Pignanelli: Utahns of all political stripes can be proud. Despite overwhelming odds, Democrats produced great candidates who fought hard. Equally important, many Republican incumbents took nothing for granted. Especially noteworthy is the gubernatorial battle. Democrat Mike Weinholtz threw massive personal resources to ensure there was a choice. Gov. Gary Herbert never let down and ran like he was behind.

Minority Leader Brian King and legislative Democrats shrewdly targeted resources, scaring many of their Republican colleagues. Speaker Greg Hughes and his leadership team responded with tactical ferocity.

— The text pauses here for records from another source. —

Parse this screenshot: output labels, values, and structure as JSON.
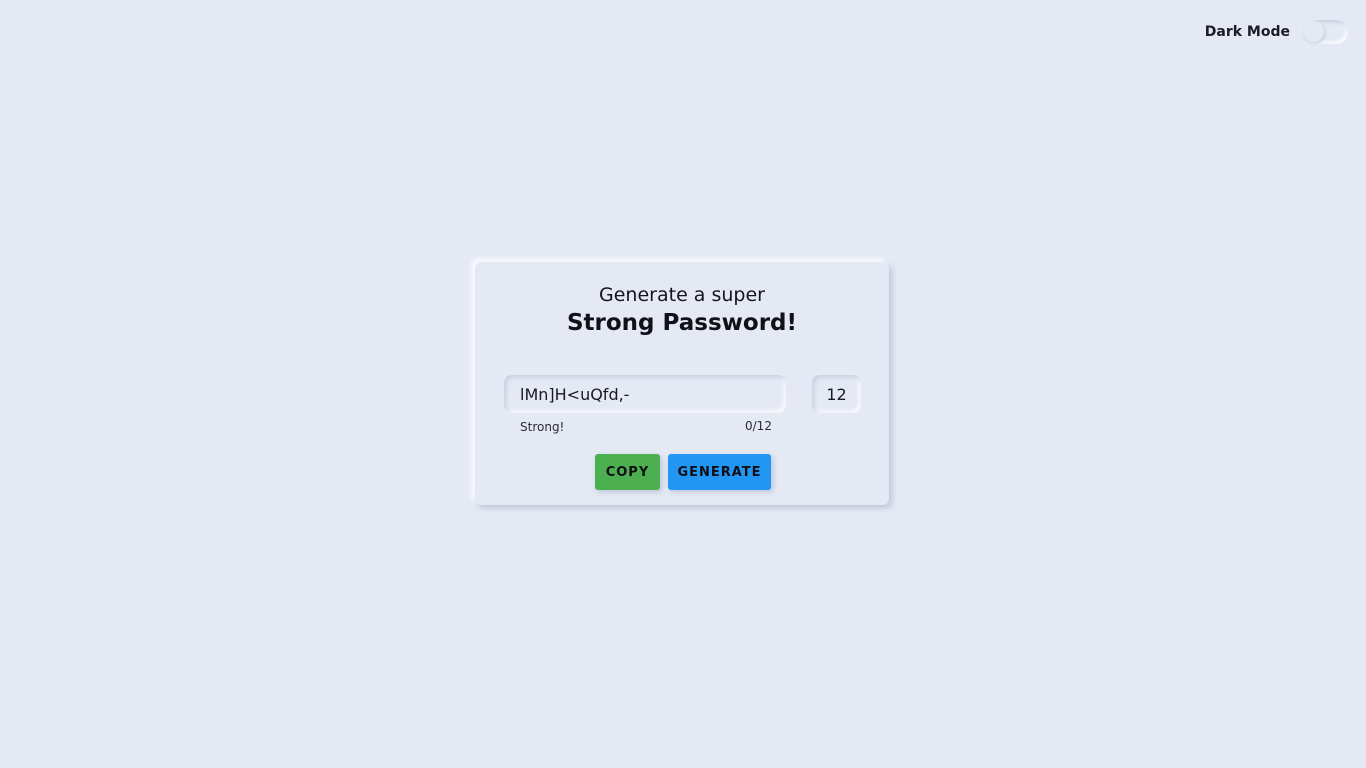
{
  "header": {
    "dark_mode_label": "Dark Mode",
    "dark_mode_enabled": false
  },
  "card": {
    "subtitle": "Generate a super",
    "title": "Strong Password!",
    "password_value": "lMn]H<uQfd,-",
    "length_value": "12",
    "strength_text": "Strong!",
    "counter_text": "0/12",
    "copy_label": "COPY",
    "generate_label": "GENERATE"
  },
  "colors": {
    "background": "#e4e9f3",
    "copy_button": "#4caf50",
    "generate_button": "#2196f3"
  }
}
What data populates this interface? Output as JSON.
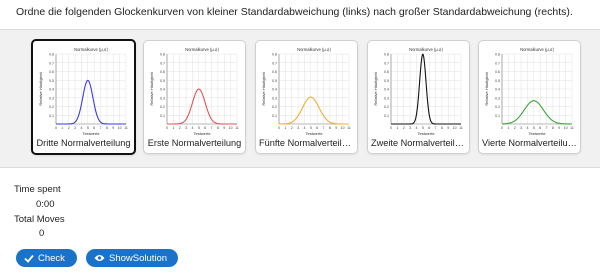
{
  "instruction": "Ordne die folgenden Glockenkurven von kleiner Standardabweichung (links) nach großer Standardabweichung (rechts).",
  "chart_common": {
    "title": "Normalkurve (μ,σ)",
    "xlabel": "Testwerte",
    "ylabel": "Relative Häufigkeit",
    "x_ticks": [
      "0",
      "1",
      "2",
      "3",
      "4",
      "5",
      "6",
      "7",
      "8",
      "9",
      "10",
      "11"
    ],
    "y_ticks": [
      "0.1",
      "0.2",
      "0.3",
      "0.4",
      "0.5",
      "0.6",
      "0.7",
      "0.8"
    ]
  },
  "chart_data": [
    {
      "type": "line",
      "label": "Dritte Normalverteilung",
      "mean": 5,
      "sd": 0.8,
      "color": "#3a3adf",
      "xlim": [
        0,
        11
      ],
      "ylim": [
        0,
        0.8
      ]
    },
    {
      "type": "line",
      "label": "Erste Normalverteilung",
      "mean": 5,
      "sd": 1.0,
      "color": "#e05555",
      "xlim": [
        0,
        11
      ],
      "ylim": [
        0,
        0.8
      ]
    },
    {
      "type": "line",
      "label": "Fünfte Normalverteilung",
      "mean": 5,
      "sd": 1.3,
      "color": "#f0b030",
      "xlim": [
        0,
        11
      ],
      "ylim": [
        0,
        0.8
      ]
    },
    {
      "type": "line",
      "label": "Zweite Normalverteilung",
      "mean": 5,
      "sd": 0.5,
      "color": "#111111",
      "xlim": [
        0,
        11
      ],
      "ylim": [
        0,
        0.8
      ]
    },
    {
      "type": "line",
      "label": "Vierte Normalverteilung",
      "mean": 5,
      "sd": 1.5,
      "color": "#3aa33a",
      "xlim": [
        0,
        11
      ],
      "ylim": [
        0,
        0.8
      ]
    }
  ],
  "cards": [
    {
      "label": "Dritte Normalverteilung",
      "selected": true
    },
    {
      "label": "Erste Normalverteilung",
      "selected": false
    },
    {
      "label": "Fünfte Normalverteilung",
      "selected": false
    },
    {
      "label": "Zweite Normalverteilung",
      "selected": false
    },
    {
      "label": "Vierte Normalverteilung",
      "selected": false
    }
  ],
  "stats": {
    "time_label": "Time spent",
    "time_value": "0:00",
    "moves_label": "Total Moves",
    "moves_value": "0"
  },
  "buttons": {
    "check_label": "Check",
    "check_icon": "check-icon",
    "solution_label": "ShowSolution",
    "solution_icon": "eye-icon"
  },
  "colors": {
    "accent": "#1a73c9",
    "selected_border": "#111111"
  }
}
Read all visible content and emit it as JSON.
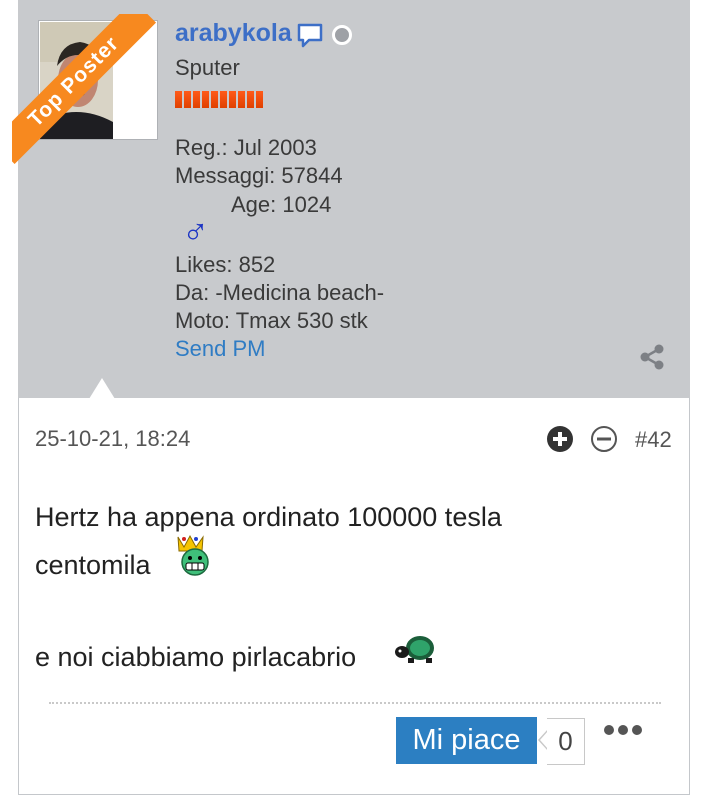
{
  "user": {
    "ribbon": "Top Poster",
    "username": "arabykola",
    "rank": "Sputer",
    "rank_bar_segments": 10,
    "registered": "Reg.: Jul 2003",
    "messages": "Messaggi: 57844",
    "age": "Age: 1024",
    "gender_symbol": "♂",
    "likes": "Likes: 852",
    "location": "Da: -Medicina beach-",
    "moto": "Moto: Tmax 530 stk",
    "send_pm": "Send PM"
  },
  "post": {
    "date": "25-10-21, 18:24",
    "number": "#42",
    "line1": "Hertz ha appena ordinato 100000 tesla",
    "line2": "centomila",
    "line3": "e noi ciabbiamo pirlacabrio"
  },
  "actions": {
    "like_label": "Mi piace",
    "like_count": "0"
  },
  "colors": {
    "username": "#3d6fc7",
    "ribbon": "#f7891f",
    "like_button": "#2c7fc2",
    "userbar_bg": "#c8cacd"
  }
}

Our state often suffers from insulting claims that we are boring. Another scandal-free election demonstrates the advantages of enduring such accusations.

Webb: Democrats put up good candidates and fought hard. Some GOP congressional incumbents had to raise more money, do more advertising and run harder than they have in the past. Weinholtz’s desperate mailer linking Herbert/Trump/Vladimir Putin/Mormon missionaries was a bizarre Hail Mary that hurt more than helped.

What are your personal reflections on the election of 2016?

Pignanelli: Voting for president is a very personal decision for Americans. So this turbulent season is causing anxiety.

But America is undergoing a major shift in political dynamics, compounded by demographics and technology. Although it's painful to be participants, soon we will appreciate the opportunity to have witnessed history.

Webb: I’m obviously relieved it’s over. The national political party nomination processes that produced Hillary Clinton and Donald Trump are clearly broken and need to be fixed.

In Utah, Republicans also face repair work on their party. Republican candidates won despite GOP dysfunction. The Utah party has lost the confidence (and financial support) of mainstream and moderate Republicans, including most opinion leaders. So a big task lies ahead.

In Utah, we will get back to normal after the election. Normal, in Utah, means moving ahead, solving problems, getting things done. Unfortunately, Washington will also get back to normal — and normal inside the Beltway is gridlock, dysfunction and contentiousness. The Trump/right wing of the GOP will fight mainstream Republicans, while epic battles between Republicans and the White House will continue or get worse.

With divided government, compromise and cooperation are required to address the nation’s difficult problems. But the hateful, spiteful Washington climate means nothing will get done.

After Tuesday, everyone should take a break, decompress and heal: Read a good book, go for a walk in the autumn leaves, play with children or grandchildren, focus on work, school, relationships. Don’t read social media or newspaper comments. Provide a helping hand to someone who needs it. Forget politics for a while.

Republican LaVarr Webb is a political consultant and lobbyist. Previously he was policy deputy to Gov. Mike Leavitt and Deseret News managing editor. Email: Democrat Frank Pignanelli is a Salt Lake attorney, lobbyist and political adviser. Pignanelli served 10 years in the Utah House of Representatives, six years as minority leader. His spouse, D'Arcy Dixon Pignanelli, is a state tax commissioner. Email: